- [Your assignment]: The word "CHIINV" appears in some lines of the records below; state how many lines, and nothing else.

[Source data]
▼▼▼
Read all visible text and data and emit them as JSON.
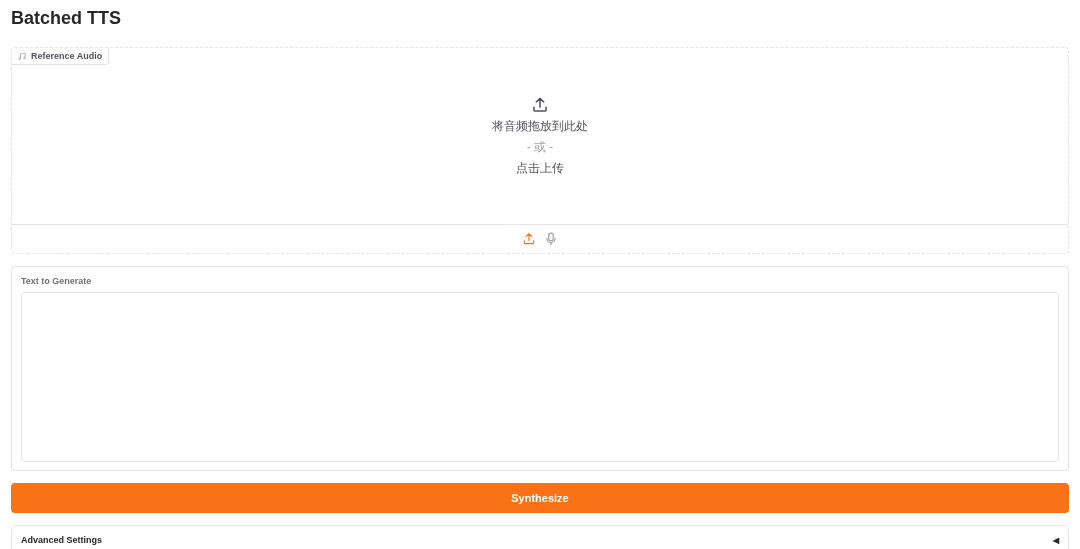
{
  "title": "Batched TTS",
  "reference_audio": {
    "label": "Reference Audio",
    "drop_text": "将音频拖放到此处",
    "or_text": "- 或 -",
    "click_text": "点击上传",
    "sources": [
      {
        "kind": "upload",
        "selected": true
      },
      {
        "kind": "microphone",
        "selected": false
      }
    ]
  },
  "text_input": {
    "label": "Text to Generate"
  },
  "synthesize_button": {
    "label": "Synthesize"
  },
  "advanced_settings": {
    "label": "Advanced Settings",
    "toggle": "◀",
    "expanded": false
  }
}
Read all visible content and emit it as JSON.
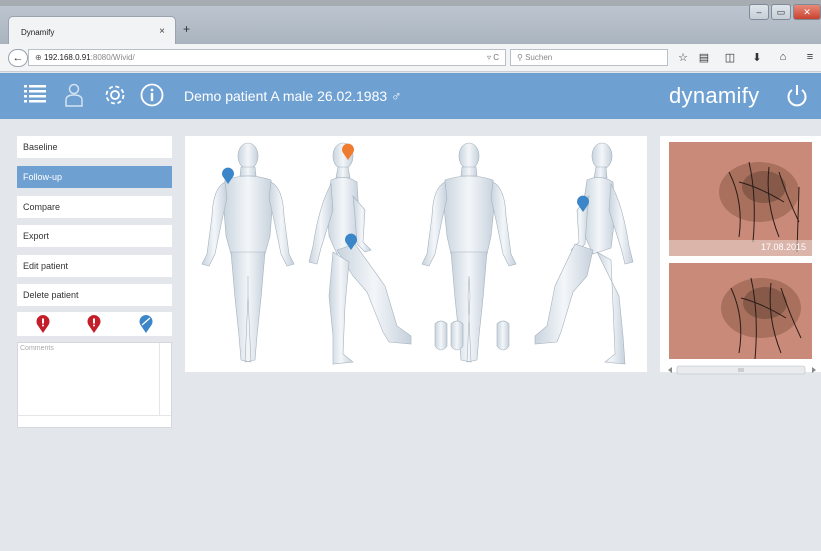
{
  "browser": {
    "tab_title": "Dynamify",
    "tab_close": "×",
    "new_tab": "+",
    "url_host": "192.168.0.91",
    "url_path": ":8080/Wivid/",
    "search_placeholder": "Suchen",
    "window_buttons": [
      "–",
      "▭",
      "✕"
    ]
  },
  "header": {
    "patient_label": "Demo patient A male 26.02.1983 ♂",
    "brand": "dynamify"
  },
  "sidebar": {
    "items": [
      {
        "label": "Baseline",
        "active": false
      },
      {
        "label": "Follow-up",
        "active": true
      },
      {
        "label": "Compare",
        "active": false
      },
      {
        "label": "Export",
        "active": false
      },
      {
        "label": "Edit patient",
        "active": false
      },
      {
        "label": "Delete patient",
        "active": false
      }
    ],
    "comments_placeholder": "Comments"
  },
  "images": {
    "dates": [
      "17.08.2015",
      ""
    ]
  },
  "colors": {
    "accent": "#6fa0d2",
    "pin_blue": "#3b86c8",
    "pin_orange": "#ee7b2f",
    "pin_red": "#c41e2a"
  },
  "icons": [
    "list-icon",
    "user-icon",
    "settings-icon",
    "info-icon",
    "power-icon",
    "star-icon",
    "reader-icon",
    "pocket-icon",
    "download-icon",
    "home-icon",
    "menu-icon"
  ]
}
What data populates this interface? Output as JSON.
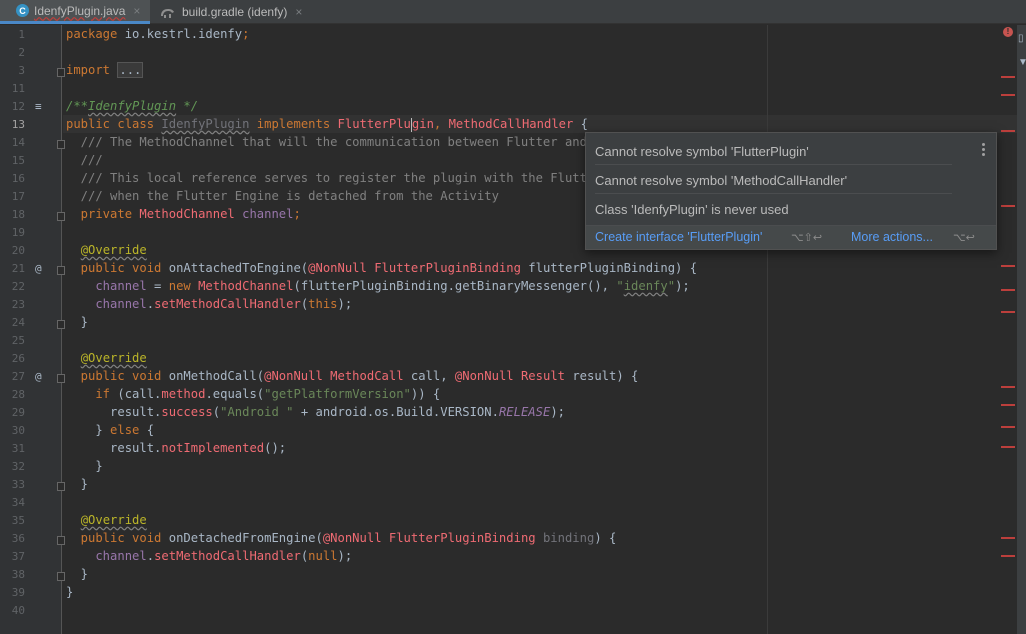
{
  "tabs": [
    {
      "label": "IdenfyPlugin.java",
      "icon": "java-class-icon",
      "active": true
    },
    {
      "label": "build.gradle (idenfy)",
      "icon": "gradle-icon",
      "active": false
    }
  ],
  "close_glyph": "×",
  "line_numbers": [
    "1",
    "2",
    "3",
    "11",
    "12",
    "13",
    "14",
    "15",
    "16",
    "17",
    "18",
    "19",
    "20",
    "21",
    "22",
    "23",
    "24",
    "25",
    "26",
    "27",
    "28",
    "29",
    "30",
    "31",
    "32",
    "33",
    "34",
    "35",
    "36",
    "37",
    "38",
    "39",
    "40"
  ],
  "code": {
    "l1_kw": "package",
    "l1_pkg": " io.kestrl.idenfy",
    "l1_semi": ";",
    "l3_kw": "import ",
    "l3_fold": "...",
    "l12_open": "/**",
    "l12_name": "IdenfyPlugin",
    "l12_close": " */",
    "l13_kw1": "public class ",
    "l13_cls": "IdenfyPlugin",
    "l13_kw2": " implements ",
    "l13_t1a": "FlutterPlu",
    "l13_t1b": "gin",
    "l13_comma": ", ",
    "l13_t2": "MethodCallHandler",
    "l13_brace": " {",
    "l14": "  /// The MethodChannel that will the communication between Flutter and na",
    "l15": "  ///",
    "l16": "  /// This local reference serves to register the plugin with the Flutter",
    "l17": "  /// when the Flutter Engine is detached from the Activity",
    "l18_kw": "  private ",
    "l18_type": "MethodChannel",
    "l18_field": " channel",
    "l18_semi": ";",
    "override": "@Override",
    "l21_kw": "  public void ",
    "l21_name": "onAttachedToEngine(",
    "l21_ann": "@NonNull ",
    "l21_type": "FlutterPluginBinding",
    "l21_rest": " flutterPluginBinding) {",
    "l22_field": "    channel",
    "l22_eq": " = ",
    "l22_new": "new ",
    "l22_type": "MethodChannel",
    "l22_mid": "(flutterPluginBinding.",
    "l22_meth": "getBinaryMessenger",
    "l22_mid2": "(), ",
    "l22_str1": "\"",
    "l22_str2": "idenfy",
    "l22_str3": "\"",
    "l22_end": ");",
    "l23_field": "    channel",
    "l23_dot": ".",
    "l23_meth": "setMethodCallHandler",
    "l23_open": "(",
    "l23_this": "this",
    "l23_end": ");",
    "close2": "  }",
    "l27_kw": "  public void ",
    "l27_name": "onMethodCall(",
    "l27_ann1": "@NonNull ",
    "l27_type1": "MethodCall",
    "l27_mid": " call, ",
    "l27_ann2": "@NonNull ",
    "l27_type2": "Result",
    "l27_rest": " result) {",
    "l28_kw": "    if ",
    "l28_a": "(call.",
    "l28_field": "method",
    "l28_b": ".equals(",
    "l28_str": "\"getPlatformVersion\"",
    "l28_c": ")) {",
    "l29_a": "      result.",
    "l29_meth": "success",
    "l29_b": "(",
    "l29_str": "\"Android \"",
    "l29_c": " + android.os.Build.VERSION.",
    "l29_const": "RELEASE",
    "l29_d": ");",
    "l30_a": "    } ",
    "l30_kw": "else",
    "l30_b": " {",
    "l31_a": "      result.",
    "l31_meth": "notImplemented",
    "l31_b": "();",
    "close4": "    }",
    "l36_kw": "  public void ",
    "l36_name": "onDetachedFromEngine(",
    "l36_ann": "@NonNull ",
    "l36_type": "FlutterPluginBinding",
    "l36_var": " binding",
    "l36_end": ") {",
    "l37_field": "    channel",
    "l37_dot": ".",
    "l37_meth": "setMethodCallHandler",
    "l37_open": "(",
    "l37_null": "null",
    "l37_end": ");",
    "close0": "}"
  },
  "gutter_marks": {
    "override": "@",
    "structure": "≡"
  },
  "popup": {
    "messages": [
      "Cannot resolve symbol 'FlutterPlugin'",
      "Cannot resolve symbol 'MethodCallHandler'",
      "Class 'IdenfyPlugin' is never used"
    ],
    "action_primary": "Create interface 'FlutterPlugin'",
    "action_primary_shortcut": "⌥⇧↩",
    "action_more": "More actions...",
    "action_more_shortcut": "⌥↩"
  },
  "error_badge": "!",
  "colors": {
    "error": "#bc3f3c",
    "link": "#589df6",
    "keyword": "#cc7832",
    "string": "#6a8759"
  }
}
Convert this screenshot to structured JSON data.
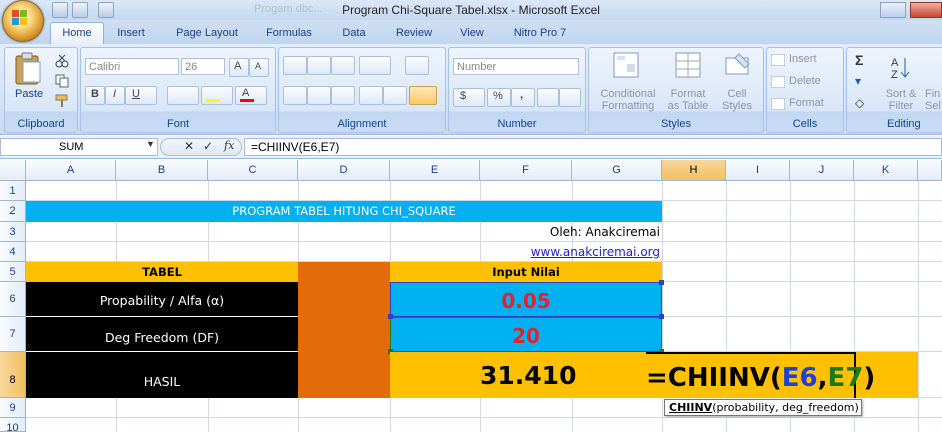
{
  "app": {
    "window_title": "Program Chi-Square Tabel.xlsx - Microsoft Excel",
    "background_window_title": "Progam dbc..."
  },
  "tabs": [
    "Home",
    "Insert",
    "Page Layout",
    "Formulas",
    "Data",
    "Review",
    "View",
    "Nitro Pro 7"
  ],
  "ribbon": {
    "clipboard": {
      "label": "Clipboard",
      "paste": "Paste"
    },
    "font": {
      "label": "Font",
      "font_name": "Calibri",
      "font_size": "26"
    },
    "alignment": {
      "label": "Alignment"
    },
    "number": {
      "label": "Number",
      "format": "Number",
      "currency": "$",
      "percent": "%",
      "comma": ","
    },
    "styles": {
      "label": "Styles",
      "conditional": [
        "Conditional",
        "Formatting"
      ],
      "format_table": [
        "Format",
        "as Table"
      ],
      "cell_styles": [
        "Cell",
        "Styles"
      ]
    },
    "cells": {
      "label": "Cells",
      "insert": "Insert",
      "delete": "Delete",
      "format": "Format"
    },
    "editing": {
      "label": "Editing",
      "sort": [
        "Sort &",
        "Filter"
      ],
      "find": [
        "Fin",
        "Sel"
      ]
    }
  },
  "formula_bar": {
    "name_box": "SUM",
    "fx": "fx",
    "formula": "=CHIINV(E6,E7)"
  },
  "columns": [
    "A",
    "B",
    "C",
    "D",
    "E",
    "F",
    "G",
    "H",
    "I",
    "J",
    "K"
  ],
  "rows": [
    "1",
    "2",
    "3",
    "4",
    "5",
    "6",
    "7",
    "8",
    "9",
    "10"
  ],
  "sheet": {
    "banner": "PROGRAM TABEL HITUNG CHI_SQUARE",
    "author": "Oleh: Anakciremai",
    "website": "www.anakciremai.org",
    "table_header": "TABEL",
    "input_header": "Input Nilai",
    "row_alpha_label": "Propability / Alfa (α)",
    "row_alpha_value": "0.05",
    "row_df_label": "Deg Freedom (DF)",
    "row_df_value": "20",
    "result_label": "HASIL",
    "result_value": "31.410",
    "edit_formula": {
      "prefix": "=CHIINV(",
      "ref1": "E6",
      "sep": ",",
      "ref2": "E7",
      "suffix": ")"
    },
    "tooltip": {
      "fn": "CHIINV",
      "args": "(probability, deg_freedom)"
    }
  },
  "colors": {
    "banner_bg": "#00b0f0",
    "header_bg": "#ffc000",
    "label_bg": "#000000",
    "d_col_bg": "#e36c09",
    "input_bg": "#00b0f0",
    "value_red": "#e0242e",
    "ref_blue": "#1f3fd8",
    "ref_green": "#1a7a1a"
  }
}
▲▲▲
- [Exercise result]: 3